She Walks in Beauty sees Warren Ellis of Nick Cave and the Bad Seeds provide the instrumentation as a kind of musical bedrock to Faithfull’s recital of this dying art form. “They’re poems that are full of wonder, that celebrate the great things we can do,” said Warren Ellis.
“I didn’t think of them as songs, so I wasn’t locked into melodies or chords, and I could take incredible liberties. It wasn’t about creating something that had to follow the text or outline it. It was free in that respect. The important thing was that it didn’t get in the way. Some of it’s like musique concrete, street sounds, stuff like that.”
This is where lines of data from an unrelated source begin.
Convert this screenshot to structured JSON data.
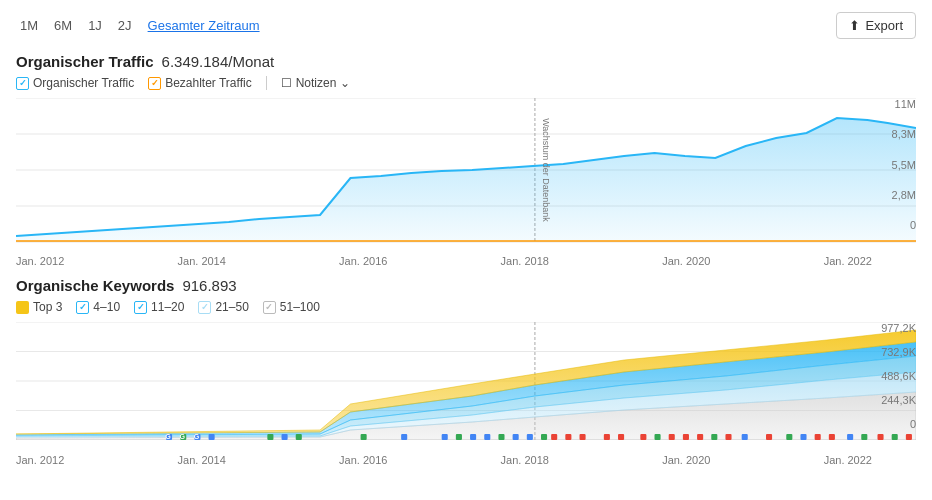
{
  "timeRange": {
    "options": [
      "1M",
      "6M",
      "1J",
      "2J",
      "Gesamter Zeitraum"
    ],
    "active": "Gesamter Zeitraum",
    "exportLabel": "Export"
  },
  "organicTraffic": {
    "title": "Organischer Traffic",
    "value": "6.349.184/Monat",
    "legend": [
      {
        "label": "Organischer Traffic",
        "color": "#29b6f6",
        "checked": true
      },
      {
        "label": "Bezahlter Traffic",
        "color": "#ff9800",
        "checked": true
      }
    ],
    "notizen": "Notizen",
    "yAxis": [
      "11M",
      "8,3M",
      "5,5M",
      "2,8M",
      "0"
    ],
    "xAxis": [
      "Jan. 2012",
      "Jan. 2014",
      "Jan. 2016",
      "Jan. 2018",
      "Jan. 2020",
      "Jan. 2022"
    ],
    "annotation": "Wachstum der Datenbank"
  },
  "organicKeywords": {
    "title": "Organische Keywords",
    "value": "916.893",
    "legend": [
      {
        "label": "Top 3",
        "color": "#f5c518",
        "checked": true
      },
      {
        "label": "4–10",
        "color": "#29b6f6",
        "checked": true
      },
      {
        "label": "11–20",
        "color": "#64c8f0",
        "checked": true
      },
      {
        "label": "21–50",
        "color": "#a8ddf5",
        "checked": true
      },
      {
        "label": "51–100",
        "color": "#ccc",
        "checked": true
      }
    ],
    "yAxis": [
      "977,2K",
      "732,9K",
      "488,6K",
      "244,3K",
      "0"
    ],
    "xAxis": [
      "Jan. 2012",
      "Jan. 2014",
      "Jan. 2016",
      "Jan. 2018",
      "Jan. 2020",
      "Jan. 2022"
    ]
  }
}
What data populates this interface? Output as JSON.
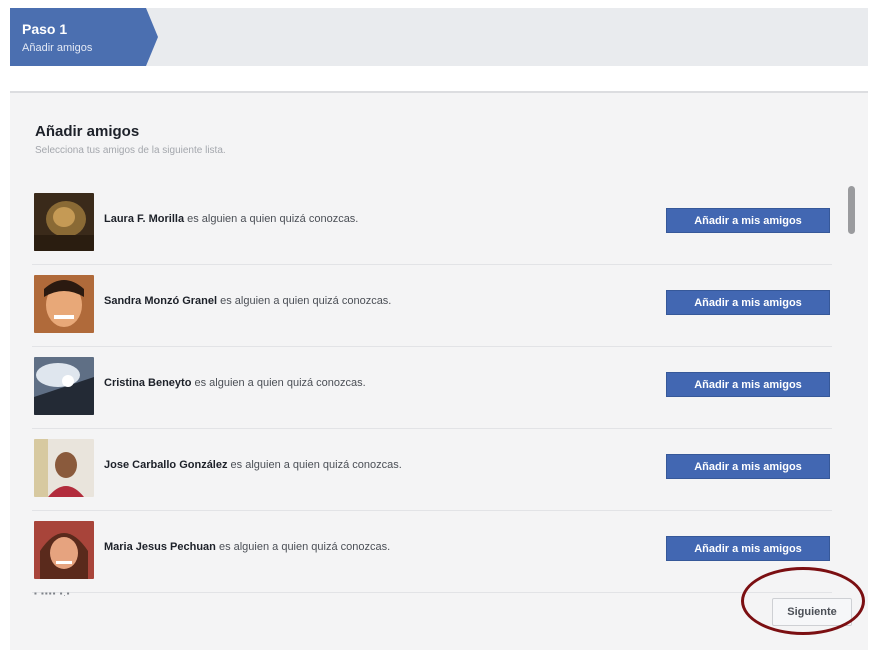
{
  "step": {
    "title": "Paso 1",
    "subtitle": "Añadir amigos"
  },
  "panel": {
    "title": "Añadir amigos",
    "subtitle": "Selecciona tus amigos de la siguiente lista."
  },
  "suggestions": [
    {
      "name": "Laura F. Morilla",
      "text": " es alguien a quien quizá conozcas.",
      "button": "Añadir a mis amigos"
    },
    {
      "name": "Sandra Monzó Granel",
      "text": " es alguien a quien quizá conozcas.",
      "button": "Añadir a mis amigos"
    },
    {
      "name": "Cristina Beneyto",
      "text": " es alguien a quien quizá conozcas.",
      "button": "Añadir a mis amigos"
    },
    {
      "name": "Jose Carballo González",
      "text": " es alguien a quien quizá conozcas.",
      "button": "Añadir a mis amigos"
    },
    {
      "name": "Maria Jesus Pechuan",
      "text": " es alguien a quien quizá conozcas.",
      "button": "Añadir a mis amigos"
    }
  ],
  "next_button": "Siguiente",
  "colors": {
    "brand": "#4267b2",
    "step": "#4b6fb0",
    "highlight": "#7b0f12"
  }
}
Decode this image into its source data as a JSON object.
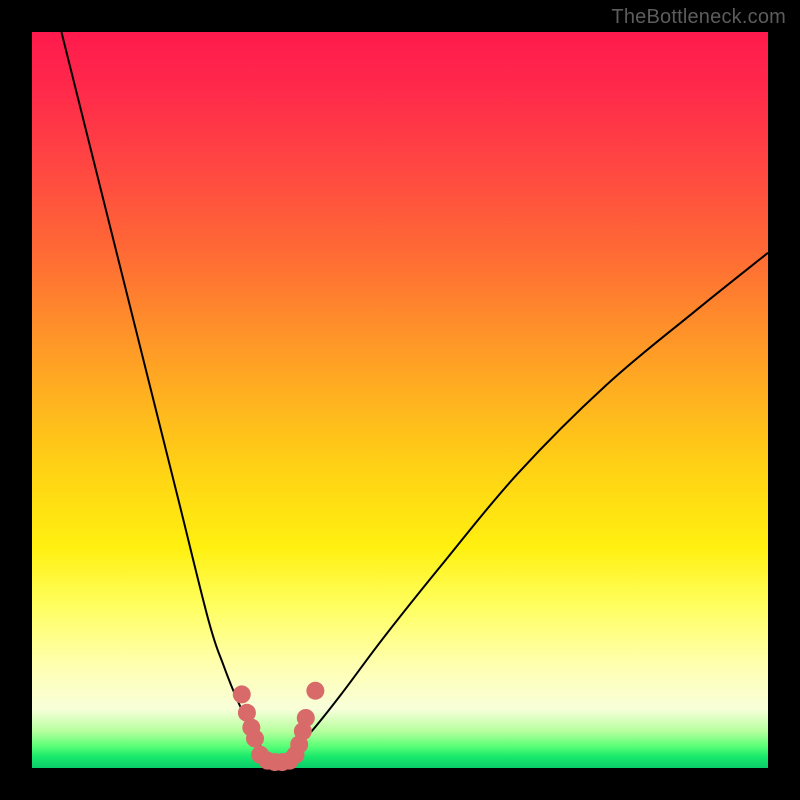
{
  "watermark": "TheBottleneck.com",
  "colors": {
    "frame": "#000000",
    "curve": "#000000",
    "marker": "#d86a6a",
    "gradient_top": "#ff1a4d",
    "gradient_bottom": "#0acc6a"
  },
  "chart_data": {
    "type": "line",
    "title": "",
    "xlabel": "",
    "ylabel": "",
    "xlim": [
      0,
      100
    ],
    "ylim": [
      0,
      100
    ],
    "note": "No axes, ticks, or labels are rendered. Two smooth black curves descend from the top edge to a shared minimum near x≈33 at the very bottom (y≈0), forming a narrow V. Salmon markers cluster around the trough. Values are estimated from pixel position relative to the 736×736 plot area.",
    "series": [
      {
        "name": "left-curve",
        "x": [
          4,
          8,
          12,
          16,
          20,
          24,
          26,
          28,
          30,
          31,
          32,
          33
        ],
        "y": [
          100,
          84,
          68,
          52,
          36,
          20,
          14,
          9,
          5,
          3,
          1.5,
          0.5
        ]
      },
      {
        "name": "right-curve",
        "x": [
          33,
          35,
          38,
          42,
          48,
          56,
          66,
          78,
          90,
          100
        ],
        "y": [
          0.5,
          2,
          5,
          10,
          18,
          28,
          40,
          52,
          62,
          70
        ]
      }
    ],
    "markers": [
      {
        "x": 28.5,
        "y": 10
      },
      {
        "x": 29.2,
        "y": 7.5
      },
      {
        "x": 29.8,
        "y": 5.5
      },
      {
        "x": 30.3,
        "y": 4
      },
      {
        "x": 31.0,
        "y": 1.8
      },
      {
        "x": 32.0,
        "y": 1.0
      },
      {
        "x": 33.0,
        "y": 0.8
      },
      {
        "x": 34.0,
        "y": 0.8
      },
      {
        "x": 35.0,
        "y": 1.0
      },
      {
        "x": 35.8,
        "y": 1.8
      },
      {
        "x": 36.3,
        "y": 3.2
      },
      {
        "x": 36.8,
        "y": 5.0
      },
      {
        "x": 37.2,
        "y": 6.8
      },
      {
        "x": 38.5,
        "y": 10.5
      }
    ]
  }
}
The creative process behind the collaborative project, as it was done remotely from one another, seems that it had a lot of room for spontaneity. “My preferred way of making music is to leave a lot of it to chance, to let accidents happen,” Ellis said. Warren Ellis and Brian Eno went back and forth with another; Vincent Ségal played cello and Nick Cave provided piano. “I sent him this loop with a string figure, and I don’t know what he put on it, but it all starts moving around, and these strange waves go through it,” Ellis said about his line of communication with Eno.
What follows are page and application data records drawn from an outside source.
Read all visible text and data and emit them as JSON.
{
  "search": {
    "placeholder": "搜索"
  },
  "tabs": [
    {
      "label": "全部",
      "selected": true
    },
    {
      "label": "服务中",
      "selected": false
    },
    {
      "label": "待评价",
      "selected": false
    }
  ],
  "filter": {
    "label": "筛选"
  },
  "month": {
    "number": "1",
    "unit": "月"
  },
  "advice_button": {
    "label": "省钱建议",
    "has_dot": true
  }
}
As to the nature of Faithfull’s speaking voice; none can soothe better. As she reads the poems you know that she has lived for a long time with them – they are a part of her. The texture of Faithfull’s voice is worn and aged, which is necessary to read these poems with authority. Like a tree trunk has growth rings – her voice is granular and sorrowful but wise and poetically melancholy.
As the multi-instrumentalist that he is, Warren Ellis does his beautiful yet simple magic. It does not distract the listener from what Faithfull is saying. Ellis, as always, seeks to support the song and composition, he never overplays in anything that he does, but his playing is impressionistic and it will stick with you for a long time.
Marianne Faithfull’s She Walks in Beauty was released 30th of April and available.